I like what I'm hearing with regards to Alexandria Ocasio-Cortez's Green New Deal, including the 70% income tax over whatever amount earned in a year,

I'm not a great fan of Ms. Ocasio-Cortez, but in her defense, my dad has mentioned to me that her top bracket 70% income tax is actually lower than the top tax brackets they had in place in the 40's and 50's.  He told me that one year Clark Gable (a big movie star and someone my dad really followed) made millions, but only ended up with $50,000 after paying his taxes.  (Of course, back then, $50,000 was a hell of a lot more money than now, average income in the US in 1950 was $3,300 annually).  

The real problem I see is that we are relying on the political class to fix the problem of corruption in the political class.  That's a good example of asking the fox to watch the henhouse.  They normally either exempt themselves from laws and create loopholes for themselves.  For example, they have a govt. fund just for paying off sexual harrassment claims made against members of congress (they've had it for a couple of decades, it's paid out millions and is used every year, many times).  They, of course, made sure that the govt paid for their health care cost increases from Obamacare.  They are exempt from any insider trading laws.  There are a lot more examples.

This is just a more visible example of what I was talking about.  People tend to adjust the rules to favor their own interests.  The more powerful and more entitled they are (as in they've been in positions of power for a long time) the more likely they are to feel it is just and proper behavior.
1 month ago

- Dwarf Checkerbloom: Has edible leaves and flowers with a mild flavor - can be cooked or eaten raw.
- Early Blue Violet: Has edible leaves and flowers with a mild flavor - can be cooked, or eaten raw and used in teas.
- Miner's Lettuce: Has edible leaves, stems and flowers.

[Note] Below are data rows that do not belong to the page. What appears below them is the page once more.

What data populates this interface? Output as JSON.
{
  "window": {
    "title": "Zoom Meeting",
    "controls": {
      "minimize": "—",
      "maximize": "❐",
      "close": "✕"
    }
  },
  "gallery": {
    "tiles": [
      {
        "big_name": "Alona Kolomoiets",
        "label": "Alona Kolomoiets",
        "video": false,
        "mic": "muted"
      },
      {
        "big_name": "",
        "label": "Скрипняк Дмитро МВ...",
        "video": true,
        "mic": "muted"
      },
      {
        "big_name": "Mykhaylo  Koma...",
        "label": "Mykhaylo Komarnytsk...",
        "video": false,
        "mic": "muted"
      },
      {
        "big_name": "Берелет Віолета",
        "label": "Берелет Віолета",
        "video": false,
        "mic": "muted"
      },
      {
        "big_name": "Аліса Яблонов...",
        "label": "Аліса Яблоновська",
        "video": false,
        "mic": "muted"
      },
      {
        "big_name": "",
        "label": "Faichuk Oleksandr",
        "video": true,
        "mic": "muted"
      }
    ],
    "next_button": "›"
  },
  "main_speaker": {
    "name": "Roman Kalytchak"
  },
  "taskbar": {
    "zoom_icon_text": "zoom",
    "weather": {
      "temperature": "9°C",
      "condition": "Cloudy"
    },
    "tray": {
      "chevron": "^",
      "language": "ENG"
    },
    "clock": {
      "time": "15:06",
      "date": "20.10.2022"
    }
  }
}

Very good for salads. Very shade tolerant.
- Nodding Onion: Strong onion taste but can be used like a regular onion. Greens can be harvested like chives or green onions.
- Oregon Stonecrop: Nice crunchy edible leaves with a nice flavor. Can be cooked or eaten raw.
- Pacific Waterleaf: Edible leaves with nice mild flavor that can be eaten raw or cooked. Also, has edible rhizomes that taste similar to Chinese bean sprouts. Very shade tolerant.
- Redwood Sorrel: Edible leaves/stems raw or cooked with a tangy lemony flavor. Very shade tolerant.

This is one of the big reasons I like to read permies posts.  Filling holes in my data base.  A couple of new edible species I didn't know about!  Party!!!  Bonus!!!  A couple more arrows in the quiver.  I may never use the info, but then again I might have the opportunity.
1 month ago